How vulnerable Australians are coping with the threat of coronavirus

Vulnerable Australians and their families are taking steps to minimise the risk of contracting the deadly coronavirus.

Inderdeep Sandhu has been in remission for close to a year but says she worries about catching the coronavirus because of her weakened immune system.

Inderdeep Sandhu has been in remission for close to a year but says she worries about catching the coronavirus because of her weakened immune system. Source: Supplied

Elderly Australians and people receiving medical treatment and their families have begun taking extra precautions to reduce the risk of contracting coronavirus. 

Experts have advised people at risk of getting a severe case of COVID-19 to do more to protect themselves against the dangerous virus such as avoiding mass gatherings. 

“You don’t have to be a hermit,” Infectious diseases expert Professor Robert Booy told SBS News. “You can do normal activities with small numbers of other people but avoid a big crowd. That’s where transmission is more likely to occur.”

Recent research in China has found that while the vast majority of people who contract coronavirus are expected to recover, some are far more vulnerable than others.

Older people, particularly those who are above 80 years old and those with pre-existing medical conditions such as cancer, diabetes, heart disease or asthma, are more susceptible because of weaker immune systems.

Inderdeep Sandhu is in remission from breast cancer.
Source: Supplied

Inderdeep Sandhu discovered a lump in her breast in 2018, and, after seven months of chemotherapy, she is now finally in remission.

She is worried that the harsh effects of cancer treatment have left her especially vulnerable to infections.

"After the effects of chemo they don't end once you finish the treatment, there are long term effects, and my immune system is a bit weakened," she told SBS News. 

Since the virus began spreading in Australia, Ms Sandhu said she has taken extra precautions.

"We have cancelled our cruise trip which was supposed to be at the end of July, we have suspended swimming classes for the kids, we have stopped using public transportation.

"We can't be hermits but we are trying to reduce going out as much as possible."

'Use common sense'

The Health Department advises everyone in the community to practice good hygiene, such as washing hands often and avoiding touching others to protect against infections such as the coronavirus.

In the United States, the Centre for Disease Control and Prevention (CDC) on Monday expanded its guidance for people at extreme risk of serious illness from the virus, such as those over 60 or with underlying health conditions, recommending that they stay home as much as possible.

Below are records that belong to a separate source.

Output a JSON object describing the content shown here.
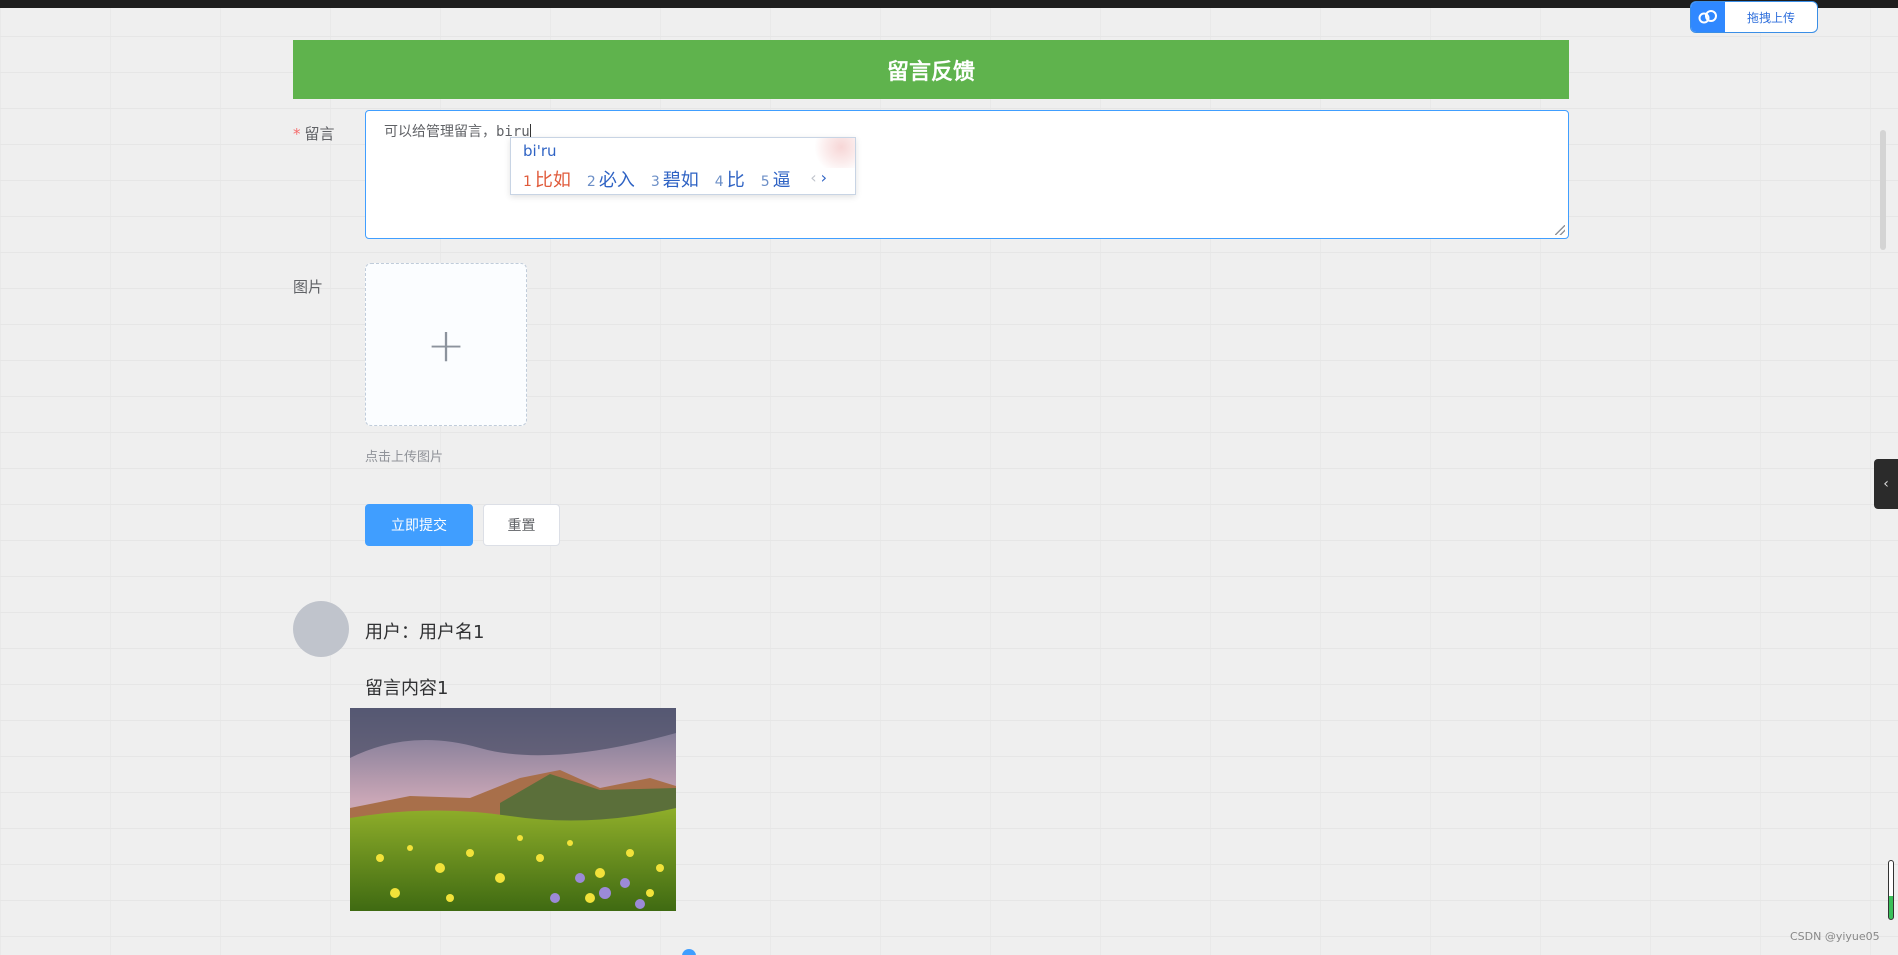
{
  "upload_widget": {
    "icon": "cloud-icon",
    "label": "拖拽上传"
  },
  "header": {
    "title": "留言反馈"
  },
  "form": {
    "message_label": "留言",
    "required_mark": "*",
    "message_value": "可以给管理留言，biru",
    "image_label": "图片",
    "upload_icon": "plus-icon",
    "upload_plus": "+",
    "upload_hint": "点击上传图片",
    "submit_label": "立即提交",
    "reset_label": "重置"
  },
  "ime": {
    "pinyin": "bi'ru",
    "candidates": [
      {
        "num": "1",
        "word": "比如"
      },
      {
        "num": "2",
        "word": "必入"
      },
      {
        "num": "3",
        "word": "碧如"
      },
      {
        "num": "4",
        "word": "比"
      },
      {
        "num": "5",
        "word": "逼"
      }
    ],
    "prev": "‹",
    "next": "›"
  },
  "comment": {
    "user": "用户：用户名1",
    "content": "留言内容1"
  },
  "sidebar_toggle": {
    "icon": "chevron-left-icon",
    "glyph": "‹"
  },
  "watermark": "CSDN @yiyue05"
}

No such guidance exists from government agencies in Australia.  The Department of Foreign Affairs urged Australians on Tuesday to reconsider taking an overseas cruise during the virus outbreak, particularly people with underlying health concerns.

Professor Booy said that many elderly people are already voluntarily self-isolating and he believed the US CDC's updated advice is reasonable.

"I think you should use common sense," he says. "I think you can go out to the shops, you can go out to coffee and meet your friends but I wouldn't go to an event with a thousand other people."

The Sood family say they are taking basic precautions during the coronavirus outbreak.
Source: Supplied

Like many migrant families, the Sood family, based in Sydney, are a multi-generational household.

Jiwan Asa Sood said that because of his elderly mother and his asthmatic  nine-year-old son, the family have implemented some basic changes to everyday routines.

"We are cleaning our house more often and also using hand sanitiser many times a day.

"We give the kids a small bottle of hand sanitiser to take with them to school and we remind them constantly to wash their hands."

Published 12 March 2020 at 6:59am, updated 12 March 2020 at 7:42am
By Lin Evlin